2018 was another year of advancements in the field of robotics, including in the sectors for which Ultralife Corporation manufacture batteries (such as drones, bomb disposal, surgical and logistics). Focusing on those four sectors, we look back at the main robotics developments over the past year and predict the drones and robots we are likely to see emerge in 2019, before discussing whether new batteries will be needed to power them.
Although it’s only January, OEMs are already creating new products to tempt buyers next Christmas. One dilemma that often occurs is choosing a suitable power source for a product which has never existed. On such untrodden ground, there are many avenues to consider, which is where speaking to an experienced battery designer and manufacturer like Accutronics can be invaluable.
In our previous blog, we discussed how ‘dead batteries caused 24% of all smoke alarm failures in 2015’, which means that Fire Protection Groups and Fire Departments must be cautious when recommending the best batteries. Many factors must be considered, from high performance to longevity.
India is projected to be the world's most populous country by 2024, making it an attractive target market for product manufacturers in the rest of the world. However, foreign manufacturers who intend to export to India are required to obtain Bureau of Indian Standards (BIS) registration for both the device and its batteries (separately). Accutronics are well-placed to obtain BIS registration for batteries, however it's a time-consuming process with multiple challenges.
In the United States, the Hotel and Motel Fire Safety Act of 1990 states that it is a legal requirement for hotels and motels to have ‘hard-wired, single-station smoke detectors in each guestroom in accordance with the National Fire Protection Association (NFPA) standard 72’.
According to PR Newswire, the wearable medical devices market is expected to be worth $14.41bn by 2022. Developments in technology are paving the way for smaller, lighter devices with an increasing range of features. However, OEMs must rely on compact batteries to power them.
Did you know that the lead acid battery is 159 years old? Since its invention, there have been many improved variations such as the first sealed, or maintenance-free, lead acid (SLA) that was introduced in the mid-1970s. However, 22 years ago John B. Goodenough first described an alternative chemistry – Lithium Iron Phosphate (LiFePO4) – that would serve the same applications with significant advantages. Ultralife Corporation developed a full range of batteries using this chemistry to provide OEMs with a lower cost, reduced weight and easier-to-integrate option. Here we explore these advantages and introduce the newest member of the Ultralife LiFePO4 family.
Retail giants like Amazon are making headlines with their attempts to improve logistics operations with the use of drones. Yet original equipment manufacturers (OEMs) should not forget the need for logistics assistance on the ground. Although the expense and labor involved with utilizing automated guided vehicles (AGVs) may have previously deterred many organisations from adopting this technology; developments in the field look set to increase demand.

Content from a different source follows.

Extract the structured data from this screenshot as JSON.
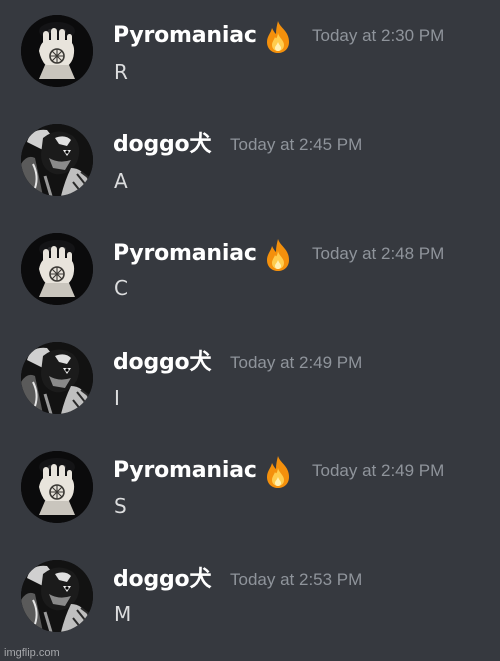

Most of the work that takes place inside the battery manufacturing facility of Accutronics Ltd in Staffordshire, UK is highly confidential (bespoke batteries built under strict non-disclosure agreements). In this rare glimpse behind-the-scenes, we discover how the pre-engineered range of Entellion credit card batteries evolved from the drawing board to the production line.
In 2017, approximately $500,000 worth of counterfeit medical devices were seized from a record 123 countries. For hospitals, this means there is an increasing need to ensure the authenticity of Medtech, as sub-standard products may not have the safety and reliability needed for life critical applications. For OEMs, ensuring the hospital is only using genuine parts in their Medtech can help to protect against false warranty claims.